"We do know that we're seeing them retweet things like RT, the Russian propaganda outlet," she added. "And, we have talked about how we've seen a convergence between China, Russia and Iran spreading each other's disinformation on Twitter, on Facebook, the internet."
Some analysts warn that not all of that is necessarily aimed at sowing divisions within the U.S. Some of the coverage and propaganda about the protests, they say, has more to do with global politics.
"It has provided the opportunity for the United States' adversaries around the world - China, Russia, North Korea, Iran - to weigh in, and weigh in in an ideological way in which they talk about the weaknesses of the U.S. system, the liberal democratic order," Ken Gause, the director of adversary analytics at CNA, a Washington-based think tank, told VOA's Korean service.
"It gives them a chance to really kind of push back," he said.
Other analysts also caution that most of what they have seen so far does not fall into the category of disinformation.
"Some of it is definitely provocative and controversial, but it is not misleading or manipulated," the Alliance for Securing Democracy's Bret Schafer told VOA.

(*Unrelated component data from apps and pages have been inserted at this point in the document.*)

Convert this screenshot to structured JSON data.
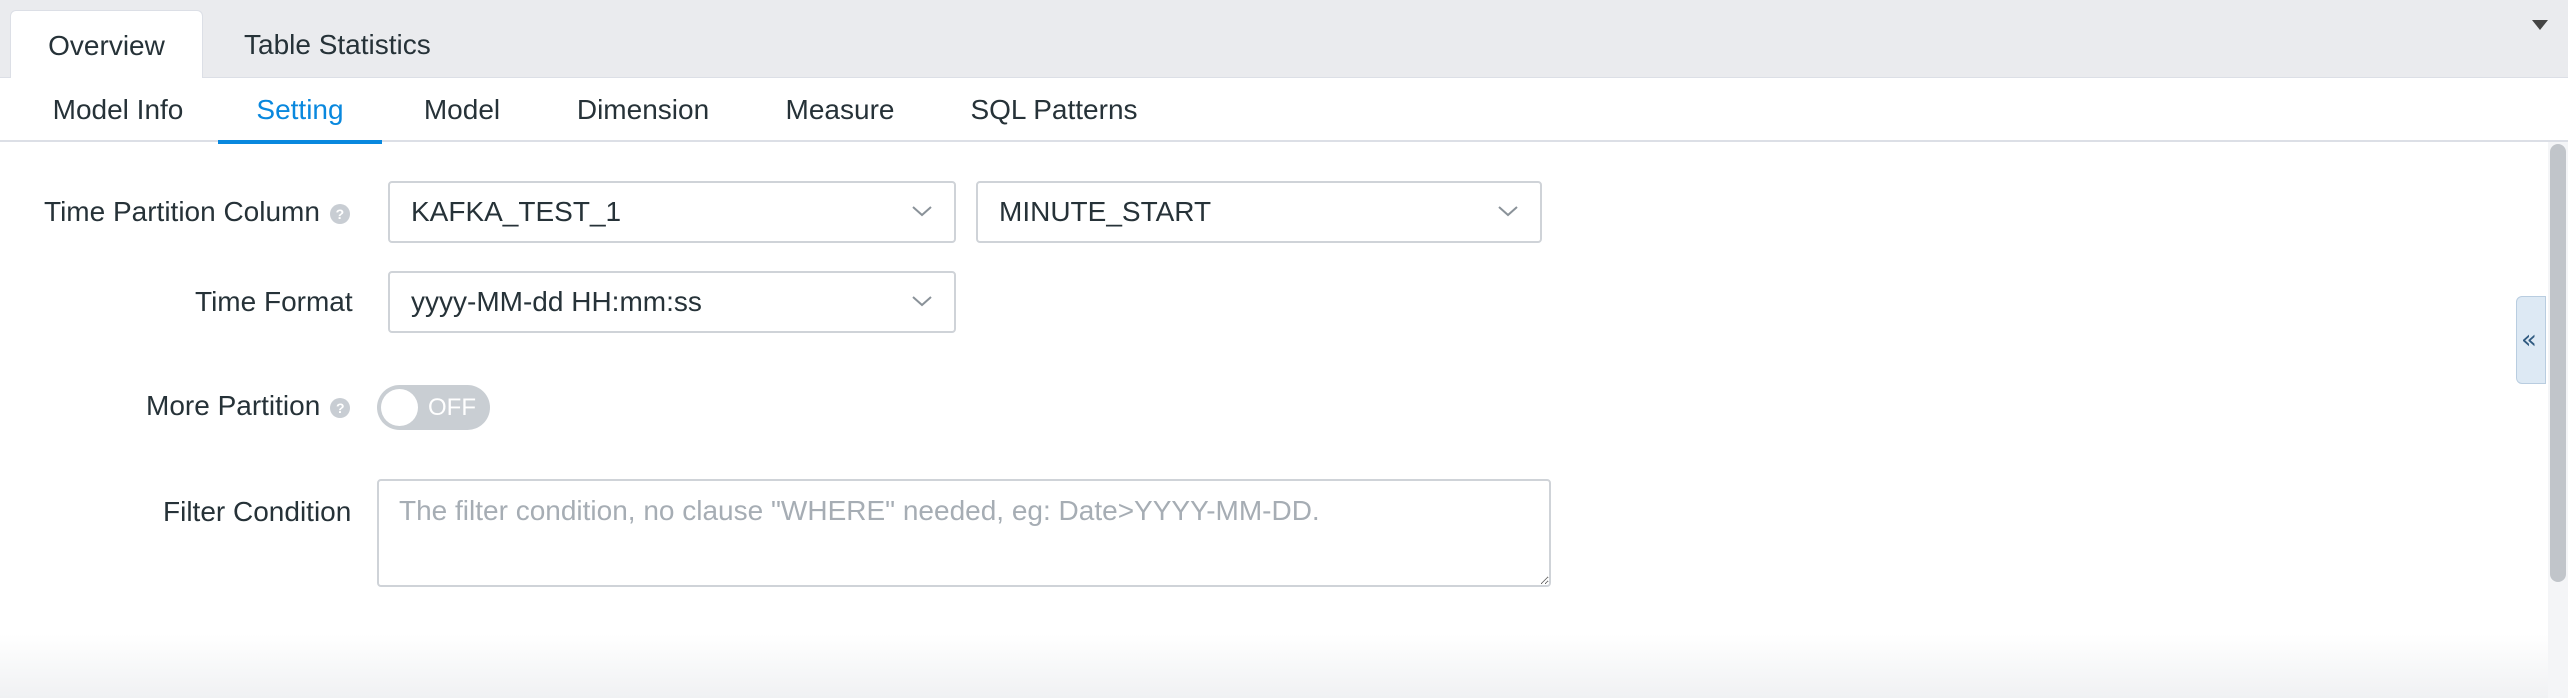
{
  "top_tabs": [
    {
      "label": "Overview",
      "active": true
    },
    {
      "label": "Table Statistics",
      "active": false
    }
  ],
  "sub_tabs": [
    {
      "label": "Model Info",
      "active": false
    },
    {
      "label": "Setting",
      "active": true
    },
    {
      "label": "Model",
      "active": false
    },
    {
      "label": "Dimension",
      "active": false
    },
    {
      "label": "Measure",
      "active": false
    },
    {
      "label": "SQL Patterns",
      "active": false
    }
  ],
  "form": {
    "partition_column_label": "Time Partition Column",
    "partition_table_value": "KAFKA_TEST_1",
    "partition_column_value": "MINUTE_START",
    "time_format_label": "Time Format",
    "time_format_value": "yyyy-MM-dd HH:mm:ss",
    "more_partition_label": "More Partition",
    "more_partition_toggle": "OFF",
    "filter_label": "Filter Condition",
    "filter_placeholder": "The filter condition, no clause \"WHERE\" needed, eg: Date>YYYY-MM-DD."
  },
  "colors": {
    "accent": "#0988de",
    "toggle_off": "#c9ced3",
    "tab_bar": "#eaebee"
  },
  "icons": {
    "help": "question-circle-icon",
    "select": "chevron-down-icon",
    "collapse": "double-chevron-left-icon",
    "tabs_menu": "caret-down-icon"
  }
}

And the disinformation ASD has seen, including a series of images circulated on Twitter this week purporting to show protesters in the U.S. asking for help from Beijing, do not appear to be part of any coordinated effort.
"To date, we've seen no evidence that this [the faked photos] has been orchestrated or amplified by state actors," Schafer said.
Experts and officials also believe that much of the disinformation on social media right now is coming from U.S.-based groups and individuals.
Attempts to further divide a nation
But experts note there is reason for concern, especially as adversaries like Russia and Iran have a history of seeking to exploit racial tensions in the U.S.
A 2019 report by the U.S. Senate Intelligence Committee found Russia's best-known troll farm (people who post deliberately inflammatory or provocative comments), the St. Petersburg-based Internet Research Agency (IRA), heavily targeted African Americans in the run-up to the 2016 U.S. presidential election.
"No single group of Americans was targeted by IRA information operatives more than African Americans," it said. "By far, race and related issues were the preferred target of the information warfare campaign designed to divide the country in 2016."
In 2018, Facebook also took down dozens of accounts, pages and groups linked to Iran and seen as an effort to inflame racial divides ahead of the 2018 midterm elections.
Facebook Removes 82 Iranian-Linked Accounts Facebook announced Friday that it has removed 82 accounts, pages or groups from its site and Instagram that originated in Iran, with some of the account owners posing as residents of the United States or Britain and tweeting about liberal politics.At least one of the Facebook pages had more than one million followers, the firm said. The company said it did not know if the coordinated behavior was tied to the Iranian government.
VOA State Department Correspondent Nike Ching and VOA Korean service reporter Eunjung Cho contributed to this report.